Repeat the listing beneath this line exactly, keeping every character.

--*--

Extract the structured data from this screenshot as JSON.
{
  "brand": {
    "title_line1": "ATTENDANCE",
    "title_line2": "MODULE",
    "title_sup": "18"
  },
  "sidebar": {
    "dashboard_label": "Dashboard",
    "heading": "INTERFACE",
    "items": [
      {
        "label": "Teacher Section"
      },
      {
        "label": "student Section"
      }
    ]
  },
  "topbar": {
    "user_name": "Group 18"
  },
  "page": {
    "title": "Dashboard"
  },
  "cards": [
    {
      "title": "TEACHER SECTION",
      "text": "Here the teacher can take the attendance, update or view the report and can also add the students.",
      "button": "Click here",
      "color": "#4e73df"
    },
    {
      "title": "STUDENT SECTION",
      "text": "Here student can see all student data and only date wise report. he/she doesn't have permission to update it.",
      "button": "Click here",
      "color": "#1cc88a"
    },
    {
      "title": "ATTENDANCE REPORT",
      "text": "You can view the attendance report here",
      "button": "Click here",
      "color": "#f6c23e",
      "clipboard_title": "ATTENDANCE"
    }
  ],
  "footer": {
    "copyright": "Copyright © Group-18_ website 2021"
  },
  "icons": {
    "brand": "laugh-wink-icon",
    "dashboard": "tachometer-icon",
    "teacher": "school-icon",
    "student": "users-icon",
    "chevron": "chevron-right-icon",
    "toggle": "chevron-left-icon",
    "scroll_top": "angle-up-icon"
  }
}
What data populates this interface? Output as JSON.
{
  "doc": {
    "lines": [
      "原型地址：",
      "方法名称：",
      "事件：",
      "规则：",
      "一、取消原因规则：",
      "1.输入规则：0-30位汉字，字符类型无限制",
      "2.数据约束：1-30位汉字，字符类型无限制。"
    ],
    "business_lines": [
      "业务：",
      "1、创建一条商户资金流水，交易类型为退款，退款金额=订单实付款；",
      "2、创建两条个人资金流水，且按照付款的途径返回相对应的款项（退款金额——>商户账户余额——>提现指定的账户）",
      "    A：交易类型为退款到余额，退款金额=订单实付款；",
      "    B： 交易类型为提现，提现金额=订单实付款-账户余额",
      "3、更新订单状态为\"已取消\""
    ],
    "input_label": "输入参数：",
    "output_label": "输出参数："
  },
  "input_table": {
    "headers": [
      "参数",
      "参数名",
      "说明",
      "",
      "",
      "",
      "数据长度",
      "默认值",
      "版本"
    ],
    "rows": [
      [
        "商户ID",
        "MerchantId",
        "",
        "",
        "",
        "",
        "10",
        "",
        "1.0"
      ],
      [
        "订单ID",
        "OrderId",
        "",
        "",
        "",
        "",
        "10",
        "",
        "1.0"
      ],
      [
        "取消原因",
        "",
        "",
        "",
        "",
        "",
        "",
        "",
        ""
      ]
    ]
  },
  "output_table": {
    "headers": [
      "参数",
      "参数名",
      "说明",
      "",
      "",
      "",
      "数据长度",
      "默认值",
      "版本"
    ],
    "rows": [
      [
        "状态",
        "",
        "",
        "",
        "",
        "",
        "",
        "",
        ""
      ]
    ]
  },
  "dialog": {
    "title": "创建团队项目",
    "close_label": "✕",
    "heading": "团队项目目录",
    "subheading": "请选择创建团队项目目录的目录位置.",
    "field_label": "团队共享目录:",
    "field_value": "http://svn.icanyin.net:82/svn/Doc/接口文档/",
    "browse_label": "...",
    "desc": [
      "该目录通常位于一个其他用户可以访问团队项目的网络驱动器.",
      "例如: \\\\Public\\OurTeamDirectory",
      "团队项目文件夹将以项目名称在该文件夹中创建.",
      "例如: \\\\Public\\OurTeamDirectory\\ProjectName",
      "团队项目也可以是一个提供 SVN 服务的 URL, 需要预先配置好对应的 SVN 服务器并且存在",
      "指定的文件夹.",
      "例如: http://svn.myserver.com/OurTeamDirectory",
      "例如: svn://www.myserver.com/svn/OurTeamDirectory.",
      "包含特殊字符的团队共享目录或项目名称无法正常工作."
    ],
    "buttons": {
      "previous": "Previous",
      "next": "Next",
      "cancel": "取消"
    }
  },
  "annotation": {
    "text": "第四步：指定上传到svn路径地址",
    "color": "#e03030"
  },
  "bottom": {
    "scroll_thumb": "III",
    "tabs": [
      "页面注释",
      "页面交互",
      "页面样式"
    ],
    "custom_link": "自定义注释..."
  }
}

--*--

Task solution ::
Extract the structured data from this screenshot as JSON.
{
  "brand": {
    "title_line1": "ATTENDANCE",
    "title_line2": "MODULE",
    "title_sup": "18"
  },
  "sidebar": {
    "dashboard_label": "Dashboard",
    "heading": "INTERFACE",
    "items": [
      {
        "label": "Teacher Section"
      },
      {
        "label": "student Section"
      }
    ]
  },
  "topbar": {
    "user_name": "Group 18"
  },
  "page": {
    "title": "Dashboard"
  },
  "cards": [
    {
      "title": "TEACHER SECTION",
      "text": "Here the teacher can take the attendance, update or view the report and can also add the students.",
      "button": "Click here",
      "color": "#4e73df"
    },
    {
      "title": "STUDENT SECTION",
      "text": "Here student can see all student data and only date wise report. he/she doesn't have permission to update it.",
      "button": "Click here",
      "color": "#1cc88a"
    },
    {
      "title": "ATTENDANCE REPORT",
      "text": "You can view the attendance report here",
      "button": "Click here",
      "color": "#f6c23e",
      "clipboard_title": "ATTENDANCE"
    }
  ],
  "footer": {
    "copyright": "Copyright © Group-18_ website 2021"
  },
  "icons": {
    "brand": "laugh-wink-icon",
    "dashboard": "tachometer-icon",
    "teacher": "school-icon",
    "student": "users-icon",
    "chevron": "chevron-right-icon",
    "toggle": "chevron-left-icon",
    "scroll_top": "angle-up-icon"
  }
}
What data populates this interface? Output as JSON.
{
  "doc": {
    "lines": [
      "原型地址：",
      "方法名称：",
      "事件：",
      "规则：",
      "一、取消原因规则：",
      "1.输入规则：0-30位汉字，字符类型无限制",
      "2.数据约束：1-30位汉字，字符类型无限制。"
    ],
    "business_lines": [
      "业务：",
      "1、创建一条商户资金流水，交易类型为退款，退款金额=订单实付款；",
      "2、创建两条个人资金流水，且按照付款的途径返回相对应的款项（退款金额——>商户账户余额——>提现指定的账户）",
      "    A：交易类型为退款到余额，退款金额=订单实付款；",
      "    B： 交易类型为提现，提现金额=订单实付款-账户余额",
      "3、更新订单状态为\"已取消\""
    ],
    "input_label": "输入参数：",
    "output_label": "输出参数："
  },
  "input_table": {
    "headers": [
      "参数",
      "参数名",
      "说明",
      "",
      "",
      "",
      "数据长度",
      "默认值",
      "版本"
    ],
    "rows": [
      [
        "商户ID",
        "MerchantId",
        "",
        "",
        "",
        "",
        "10",
        "",
        "1.0"
      ],
      [
        "订单ID",
        "OrderId",
        "",
        "",
        "",
        "",
        "10",
        "",
        "1.0"
      ],
      [
        "取消原因",
        "",
        "",
        "",
        "",
        "",
        "",
        "",
        ""
      ]
    ]
  },
  "output_table": {
    "headers": [
      "参数",
      "参数名",
      "说明",
      "",
      "",
      "",
      "数据长度",
      "默认值",
      "版本"
    ],
    "rows": [
      [
        "状态",
        "",
        "",
        "",
        "",
        "",
        "",
        "",
        ""
      ]
    ]
  },
  "dialog": {
    "title": "创建团队项目",
    "close_label": "✕",
    "heading": "团队项目目录",
    "subheading": "请选择创建团队项目目录的目录位置.",
    "field_label": "团队共享目录:",
    "field_value": "http://svn.icanyin.net:82/svn/Doc/接口文档/",
    "browse_label": "...",
    "desc": [
      "该目录通常位于一个其他用户可以访问团队项目的网络驱动器.",
      "例如: \\\\Public\\OurTeamDirectory",
      "团队项目文件夹将以项目名称在该文件夹中创建.",
      "例如: \\\\Public\\OurTeamDirectory\\ProjectName",
      "团队项目也可以是一个提供 SVN 服务的 URL, 需要预先配置好对应的 SVN 服务器并且存在",
      "指定的文件夹.",
      "例如: http://svn.myserver.com/OurTeamDirectory",
      "例如: svn://www.myserver.com/svn/OurTeamDirectory.",
      "包含特殊字符的团队共享目录或项目名称无法正常工作."
    ],
    "buttons": {
      "previous": "Previous",
      "next": "Next",
      "cancel": "取消"
    }
  },
  "annotation": {
    "text": "第四步：指定上传到svn路径地址",
    "color": "#e03030"
  },
  "bottom": {
    "scroll_thumb": "III",
    "tabs": [
      "页面注释",
      "页面交互",
      "页面样式"
    ],
    "custom_link": "自定义注释..."
  }
}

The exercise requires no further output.